With Miramax Films' successful $25 million box office theatrical launch of Kill Bill Vol. 2 coming just days after the DVD launch of Kill Bill Vol. 1, the relationship between DVD and theatrical releases is closer than ever.
Miramax executives have even attributed the bigger bow of the theatrical sequel to the availability of the first volume on DVD, and the studio launched the week's festivities with a gala party at the Playboy Mansion in Los Angeles — not for the film, but for the first volume's DVD. With this new strategy, it's hard to determine whether the DVD is piggybacking on the film or vice versa.
As DVD has grown in stature in the creative and theatrical community, so has its strategic value in the box office arena. We've seen several free movie ticket offers packaged in DVDs, with accompanying friends helping to boost initial weeks' box office tally. The “Lord of the Rings” franchise boosted box office in this way. Most recently, Warner Home Video's direct-to-video DVD release of an animated “Scooby-Doo” title included a free child's admission to see the theatrical release Scooby-Doo 2. Certainly, each child brought along at least one parent or friend to increase the take for that film.
Still, the strategy employed by Miramax and Buena Vista Home Entertainment for Kill Bill appears to have taken the relationship to a new level. Could we soon see films waiting to piggyback on a DVD?
By: Stephanie Prange
There has been a consistent and ongoing legislative effort across the country to “do something” about violence in video games.
The most recent example we're reporting on in this week's issue (see page 8) is the set of bills presented to committee in the California state legislature that attempts to restrict and control the rental, sale and merchandising of some violent video games and ‘M'-rated games.

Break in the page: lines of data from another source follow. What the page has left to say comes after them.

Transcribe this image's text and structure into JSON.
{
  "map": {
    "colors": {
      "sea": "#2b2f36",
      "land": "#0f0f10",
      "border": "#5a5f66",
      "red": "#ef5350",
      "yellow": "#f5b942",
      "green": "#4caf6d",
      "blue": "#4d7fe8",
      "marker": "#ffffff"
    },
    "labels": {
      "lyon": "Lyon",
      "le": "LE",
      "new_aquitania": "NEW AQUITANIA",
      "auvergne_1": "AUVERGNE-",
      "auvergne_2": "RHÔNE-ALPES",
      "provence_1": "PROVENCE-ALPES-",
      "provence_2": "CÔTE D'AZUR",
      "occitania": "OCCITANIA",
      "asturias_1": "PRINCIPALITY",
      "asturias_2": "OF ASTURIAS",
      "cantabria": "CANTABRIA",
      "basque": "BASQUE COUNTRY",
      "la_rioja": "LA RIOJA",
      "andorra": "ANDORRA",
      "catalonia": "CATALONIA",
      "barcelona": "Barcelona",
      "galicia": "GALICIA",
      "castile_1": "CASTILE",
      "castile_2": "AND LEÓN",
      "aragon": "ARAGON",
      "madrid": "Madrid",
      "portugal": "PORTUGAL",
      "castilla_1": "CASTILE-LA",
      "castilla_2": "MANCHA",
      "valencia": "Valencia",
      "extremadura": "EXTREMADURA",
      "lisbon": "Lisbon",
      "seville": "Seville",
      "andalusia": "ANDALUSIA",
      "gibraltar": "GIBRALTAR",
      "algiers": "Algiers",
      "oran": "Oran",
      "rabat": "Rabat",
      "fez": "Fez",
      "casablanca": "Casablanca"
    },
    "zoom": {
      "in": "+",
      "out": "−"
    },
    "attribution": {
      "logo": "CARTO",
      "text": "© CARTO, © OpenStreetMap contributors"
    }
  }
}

There have been similar efforts in states, counties and cities across the United States in the past couple of years, many of which have either failed to pass or, once passed, have been rejected in federal and state courts of appeals, or are still hung up in the appeals process. There are dozens more bills and local laws pending in state and local governments in New York, Florida, Washington, New Jersey and Delaware, and I may be missing some.

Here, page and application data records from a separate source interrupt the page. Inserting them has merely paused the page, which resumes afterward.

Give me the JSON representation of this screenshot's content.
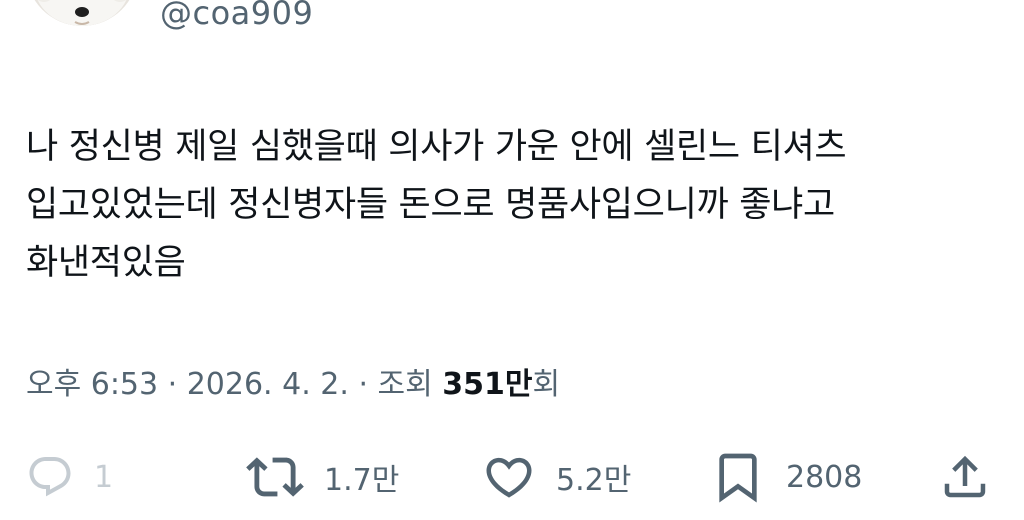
{
  "author": {
    "handle": "@coa909",
    "avatar_icon": "dog-avatar"
  },
  "tweet": {
    "lines": [
      "나 정신병 제일 심했을때 의사가 가운 안에 셀린느 티셔츠",
      "입고있었는데 정신병자들 돈으로 명품사입으니까 좋냐고",
      "화낸적있음"
    ]
  },
  "meta": {
    "prefix": "오후 6:53 · 2026. 4. 2. · 조회 ",
    "views": "351만",
    "suffix": "회"
  },
  "actions": {
    "reply": {
      "icon": "reply-icon",
      "count": "1"
    },
    "retweet": {
      "icon": "retweet-icon",
      "count": "1.7만"
    },
    "like": {
      "icon": "heart-icon",
      "count": "5.2만"
    },
    "bookmark": {
      "icon": "bookmark-icon",
      "count": "2808"
    },
    "share": {
      "icon": "share-icon"
    }
  },
  "colors": {
    "text_primary": "#0f1419",
    "text_secondary": "#536471",
    "disabled": "#c5ccd2"
  }
}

But despite the apparent Constitutional problems with attempting to restrict what the courts have judged on several occasions to be material covered under free- speech provisions, we're seeing a record number of efforts to make it a criminal offense to sell or rent these games to persons under 18.
Why are video games garnering this obsessive attention? Why not violent movies on home video, for instance?
It's simple. In a violent movie, you may watch some guy burying a hatchet into an unfortunate victim's head. But in the video game, you may very well be the guy wielding the hatchet! That visceral experience, even on a computer screen, to digitally shoot, stab, maim and kill one's “enemy” is, I think, the reason we may not see an end to these legislative efforts anytime soon. Production quality is only improving, and the reality of the gore and characters that producers are able to create is technically impressive.
The ability to wreak virtual mayhem is unsettling enough that otherwise rational people are ignoring the First Amendment and judicial precedent in these issues and pressing ahead with their bills and local business codes.
No one is questioning their concern about what impact such games might have on young, malleable minds, although their political motives to make hay over an issue they know to be legally unsound might be questioned. But they also seem to ignore the fact that the retail industry, including the Video Software Dealers Association, is well aware of parental concerns over these games, and have taken stringent (and successful) steps to ensure that ‘M'-rated games cannot be rented or sold to minors unless the parents deem that it's alright for their children, just as a parent can accompany a child to a film that's rated more appropriate for an older age.
Perhaps the video game industry just seems like a safer target than Hollywood for most legislators.
The VSDA and partner associations are going to have their hands full for the forseeable future defending themselves against what some feel may be part of a growing and disturbing trend to legislate and control media around the country.
By: Kurt Indvik